What we learned about traveling in an RV
Okay, so what we learned may not apply to you, but hey--maybe
we'll save you a few thousand bucks! Based on our hard-earned experiences,
here's what we learned about traveling in an RV:
- If you rent an RV, it's expensive
Ours ran about $200 per day, not counting gas, camping fees, and food.
Compared to renting a car and staying in motels it was more
expensive--although we saved a little on eating, because we mostly ate in the
RV, rather than at restaurants.
- You don't stop on a whim
When you're driving 30 feet of wide machinery, you don't do a lot of
"Hey! Let's stop here!" Robert did that (once) for an Amish roadside
stand, and almost wiped the damn stand out (on the plus side, he reinforced
the Amish belief that modern conveniences are dangerous). Even stopping for
groceries meant cruising for a parking lot huge enough to easily park.
- It's very cool carrying around your own bathroom
Need to pee? No stopping! (Well, unless you're driving....) No hunting for
someplace with a bathroom (or waiting for a rest area). And you know the
restroom will be clean and will have toilet paper.
- It's great on passengers
Passengers can sit in comfort, or lie down on a real bed and take a nap, or
work on a table, or fix a meal. It makes long trips a lot easier to endure.
The driver, though, has more work to do and it's more nerve-wracking (you're
driving a huge piece of machinery!). And not everyone (like, say,
Laura) feels comfortable driving something the size of two tanks. With
a regular car, we trade off pretty regularly. With the RV, Robert did most of
the driving. If you have kids, though, it's hard to discount the
"passenger amusement factor."
- You only pack and unpack once
You unpack when you rent it, pack when you leave. In between, everything
can stay unpacked, which for us is pretty cool, because we tend to travel with

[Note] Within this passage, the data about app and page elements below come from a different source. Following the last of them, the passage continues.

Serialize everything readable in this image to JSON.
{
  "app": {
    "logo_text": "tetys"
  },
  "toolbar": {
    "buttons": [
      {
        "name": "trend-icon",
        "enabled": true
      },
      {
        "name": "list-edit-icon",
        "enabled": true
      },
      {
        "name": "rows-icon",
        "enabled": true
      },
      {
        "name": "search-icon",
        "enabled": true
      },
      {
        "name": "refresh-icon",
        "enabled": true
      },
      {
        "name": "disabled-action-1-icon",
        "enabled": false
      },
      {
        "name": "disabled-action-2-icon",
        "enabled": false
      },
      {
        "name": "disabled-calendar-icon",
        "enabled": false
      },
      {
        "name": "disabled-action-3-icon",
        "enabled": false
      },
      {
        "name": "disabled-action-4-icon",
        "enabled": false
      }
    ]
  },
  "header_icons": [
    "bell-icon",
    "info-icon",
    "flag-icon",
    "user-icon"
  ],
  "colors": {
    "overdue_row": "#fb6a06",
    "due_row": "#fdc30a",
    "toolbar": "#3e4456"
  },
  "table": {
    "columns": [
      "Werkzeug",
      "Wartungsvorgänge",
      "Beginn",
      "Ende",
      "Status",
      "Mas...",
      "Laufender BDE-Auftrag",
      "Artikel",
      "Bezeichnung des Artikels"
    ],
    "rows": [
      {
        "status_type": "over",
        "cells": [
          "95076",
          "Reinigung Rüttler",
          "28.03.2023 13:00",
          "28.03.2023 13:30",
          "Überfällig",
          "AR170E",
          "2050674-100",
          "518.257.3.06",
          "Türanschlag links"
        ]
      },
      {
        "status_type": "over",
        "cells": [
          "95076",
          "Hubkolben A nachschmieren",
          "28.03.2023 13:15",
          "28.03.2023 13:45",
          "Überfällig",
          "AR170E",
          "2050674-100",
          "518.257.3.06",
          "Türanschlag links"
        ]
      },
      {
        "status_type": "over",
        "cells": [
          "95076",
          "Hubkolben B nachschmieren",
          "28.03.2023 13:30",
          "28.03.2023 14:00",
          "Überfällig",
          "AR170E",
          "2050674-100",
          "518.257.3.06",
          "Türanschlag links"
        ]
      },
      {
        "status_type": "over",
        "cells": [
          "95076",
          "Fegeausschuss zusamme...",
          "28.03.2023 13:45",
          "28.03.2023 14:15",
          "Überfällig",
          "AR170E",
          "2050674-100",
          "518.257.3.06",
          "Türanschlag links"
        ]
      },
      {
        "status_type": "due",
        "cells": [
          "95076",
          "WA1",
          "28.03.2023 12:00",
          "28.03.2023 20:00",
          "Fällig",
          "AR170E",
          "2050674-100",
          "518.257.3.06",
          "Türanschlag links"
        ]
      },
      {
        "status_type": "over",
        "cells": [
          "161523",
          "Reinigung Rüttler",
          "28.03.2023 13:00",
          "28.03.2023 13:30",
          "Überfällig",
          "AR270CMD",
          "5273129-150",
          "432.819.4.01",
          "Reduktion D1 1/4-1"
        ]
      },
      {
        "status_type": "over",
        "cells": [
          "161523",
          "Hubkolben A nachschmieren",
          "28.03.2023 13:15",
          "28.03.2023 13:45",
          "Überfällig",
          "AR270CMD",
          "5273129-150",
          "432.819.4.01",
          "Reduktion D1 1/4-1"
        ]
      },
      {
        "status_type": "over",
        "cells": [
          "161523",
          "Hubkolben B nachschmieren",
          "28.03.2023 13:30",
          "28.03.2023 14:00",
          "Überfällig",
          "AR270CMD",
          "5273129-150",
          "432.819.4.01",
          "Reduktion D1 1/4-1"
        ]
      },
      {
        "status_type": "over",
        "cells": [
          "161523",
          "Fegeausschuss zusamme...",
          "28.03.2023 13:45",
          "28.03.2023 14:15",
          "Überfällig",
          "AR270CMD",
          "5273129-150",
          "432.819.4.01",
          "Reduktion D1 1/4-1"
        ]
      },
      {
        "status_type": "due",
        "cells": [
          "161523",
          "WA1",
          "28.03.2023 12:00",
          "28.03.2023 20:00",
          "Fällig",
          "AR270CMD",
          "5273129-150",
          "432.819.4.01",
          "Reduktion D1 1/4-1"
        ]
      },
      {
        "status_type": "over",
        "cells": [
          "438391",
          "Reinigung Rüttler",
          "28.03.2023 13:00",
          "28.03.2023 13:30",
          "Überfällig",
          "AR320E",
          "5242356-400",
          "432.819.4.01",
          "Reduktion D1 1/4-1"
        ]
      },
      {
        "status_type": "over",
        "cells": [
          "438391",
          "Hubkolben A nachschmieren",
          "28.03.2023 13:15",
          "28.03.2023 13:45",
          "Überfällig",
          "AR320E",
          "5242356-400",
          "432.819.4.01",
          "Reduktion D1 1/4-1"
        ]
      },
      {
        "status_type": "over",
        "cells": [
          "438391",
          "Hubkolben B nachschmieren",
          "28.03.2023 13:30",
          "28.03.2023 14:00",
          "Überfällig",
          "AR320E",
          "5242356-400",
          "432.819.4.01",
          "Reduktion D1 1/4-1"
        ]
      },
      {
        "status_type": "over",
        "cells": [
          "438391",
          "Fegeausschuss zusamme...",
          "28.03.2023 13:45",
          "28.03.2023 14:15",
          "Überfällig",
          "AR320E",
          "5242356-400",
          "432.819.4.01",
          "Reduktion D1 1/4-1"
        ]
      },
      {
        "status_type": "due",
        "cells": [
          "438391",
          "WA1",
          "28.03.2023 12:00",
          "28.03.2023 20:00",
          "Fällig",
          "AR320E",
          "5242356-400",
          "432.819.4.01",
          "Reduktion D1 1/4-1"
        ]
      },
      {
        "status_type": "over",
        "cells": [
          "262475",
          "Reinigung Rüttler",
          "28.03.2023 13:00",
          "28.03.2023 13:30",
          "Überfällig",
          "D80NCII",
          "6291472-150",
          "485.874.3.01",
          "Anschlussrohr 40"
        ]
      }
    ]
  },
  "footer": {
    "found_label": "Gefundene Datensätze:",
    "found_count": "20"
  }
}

a lot of miscellaneous crappola. And when you need the autoharp, or the
espresso machine, or the CD player--you know where it is!